Stored entries
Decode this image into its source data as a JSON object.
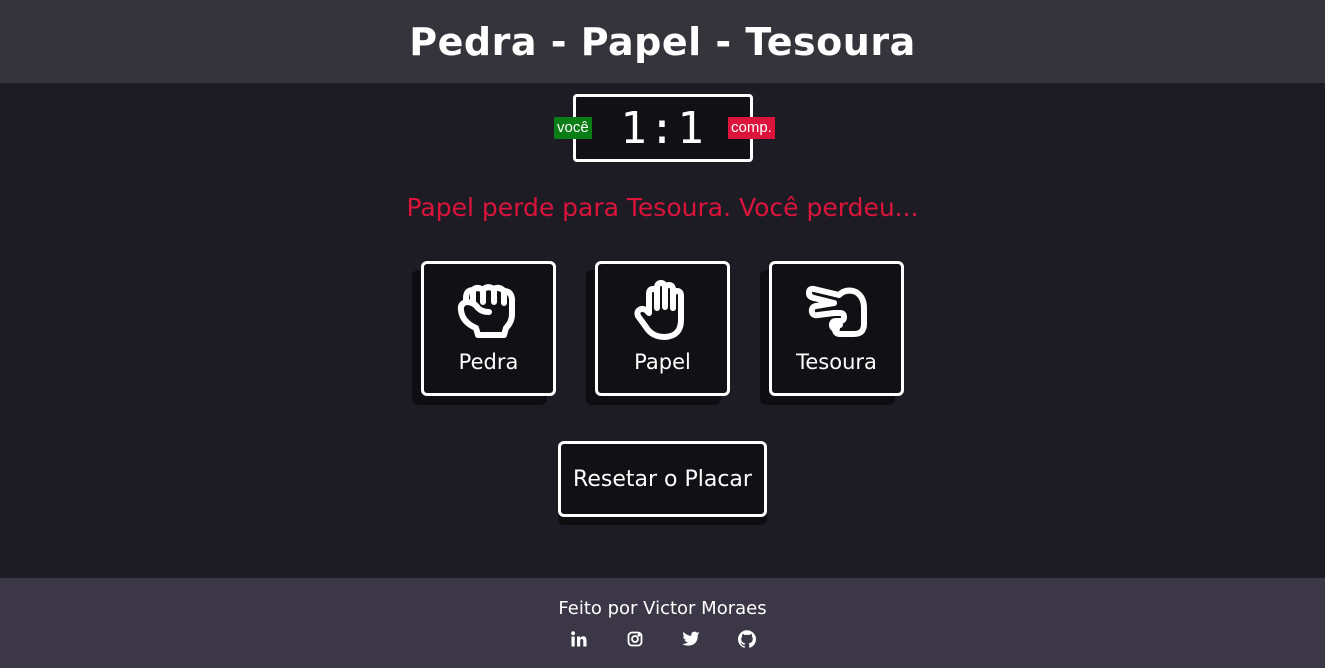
{
  "header": {
    "title": "Pedra - Papel - Tesoura"
  },
  "scoreboard": {
    "user_label": "você",
    "computer_label": "comp.",
    "user_score": "1",
    "separator": ":",
    "computer_score": "1"
  },
  "result": {
    "message": "Papel perde para Tesoura. Você perdeu..."
  },
  "choices": [
    {
      "label": "Pedra",
      "icon": "fist-icon"
    },
    {
      "label": "Papel",
      "icon": "open-hand-icon"
    },
    {
      "label": "Tesoura",
      "icon": "scissors-hand-icon"
    }
  ],
  "reset": {
    "label": "Resetar o Placar"
  },
  "footer": {
    "credit": "Feito por Victor Moraes",
    "socials": [
      "linkedin-icon",
      "instagram-icon",
      "twitter-icon",
      "github-icon"
    ]
  },
  "colors": {
    "header_bg": "#36343b",
    "page_bg": "#1d1b24",
    "footer_bg": "#3b3746",
    "user_badge": "#0a7d16",
    "comp_badge": "#dc143c",
    "result_text": "#dc143c"
  }
}
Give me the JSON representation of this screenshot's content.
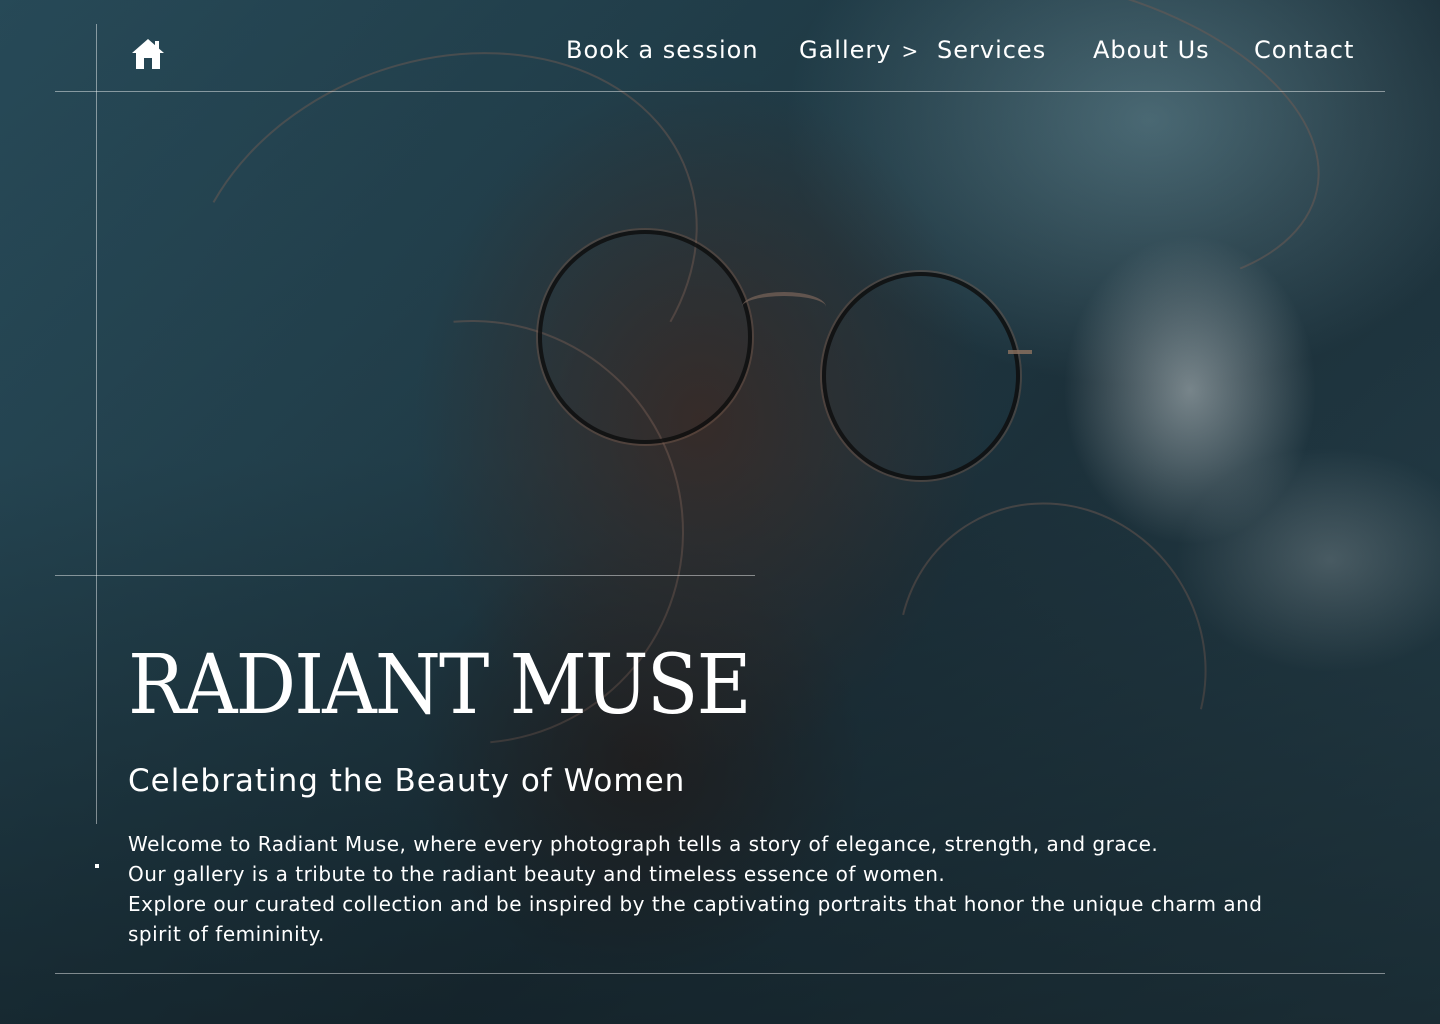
{
  "nav": {
    "home_icon": "home-icon",
    "items": [
      {
        "label": "Book a session"
      },
      {
        "label": "Gallery",
        "chevron": ">"
      },
      {
        "label": "Services"
      },
      {
        "label": "About Us"
      },
      {
        "label": "Contact"
      }
    ]
  },
  "hero": {
    "title": "RADIANT MUSE",
    "subtitle": "Celebrating the Beauty of Women",
    "intro": [
      "Welcome to Radiant Muse, where every photograph tells a story of elegance, strength, and grace.",
      "Our gallery is a tribute to the radiant beauty and timeless essence of women.",
      "Explore our curated collection and be inspired by the captivating portraits that honor the unique charm and spirit of femininity."
    ]
  },
  "colors": {
    "text": "#ffffff",
    "background": "#2a4f5e"
  }
}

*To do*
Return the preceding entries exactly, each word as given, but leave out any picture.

*Written solution*
Decode this image into its source data as a JSON object.
{
  "header": {
    "title": "Pedra - Papel - Tesoura"
  },
  "scoreboard": {
    "user_label": "você",
    "computer_label": "comp.",
    "user_score": "1",
    "separator": ":",
    "computer_score": "1"
  },
  "result": {
    "message": "Papel perde para Tesoura. Você perdeu..."
  },
  "choices": [
    {
      "label": "Pedra",
      "icon": "fist-icon"
    },
    {
      "label": "Papel",
      "icon": "open-hand-icon"
    },
    {
      "label": "Tesoura",
      "icon": "scissors-hand-icon"
    }
  ],
  "reset": {
    "label": "Resetar o Placar"
  },
  "footer": {
    "credit": "Feito por Victor Moraes",
    "socials": [
      "linkedin-icon",
      "instagram-icon",
      "twitter-icon",
      "github-icon"
    ]
  },
  "colors": {
    "header_bg": "#36343b",
    "page_bg": "#1d1b24",
    "footer_bg": "#3b3746",
    "user_badge": "#0a7d16",
    "comp_badge": "#dc143c",
    "result_text": "#dc143c"
  }
}
Give me the JSON representation of this screenshot's content.
{
  "nav": {
    "home_icon": "home-icon",
    "items": [
      {
        "label": "Book a session"
      },
      {
        "label": "Gallery",
        "chevron": ">"
      },
      {
        "label": "Services"
      },
      {
        "label": "About Us"
      },
      {
        "label": "Contact"
      }
    ]
  },
  "hero": {
    "title": "RADIANT MUSE",
    "subtitle": "Celebrating the Beauty of Women",
    "intro": [
      "Welcome to Radiant Muse, where every photograph tells a story of elegance, strength, and grace.",
      "Our gallery is a tribute to the radiant beauty and timeless essence of women.",
      "Explore our curated collection and be inspired by the captivating portraits that honor the unique charm and spirit of femininity."
    ]
  },
  "colors": {
    "text": "#ffffff",
    "background": "#2a4f5e"
  }
}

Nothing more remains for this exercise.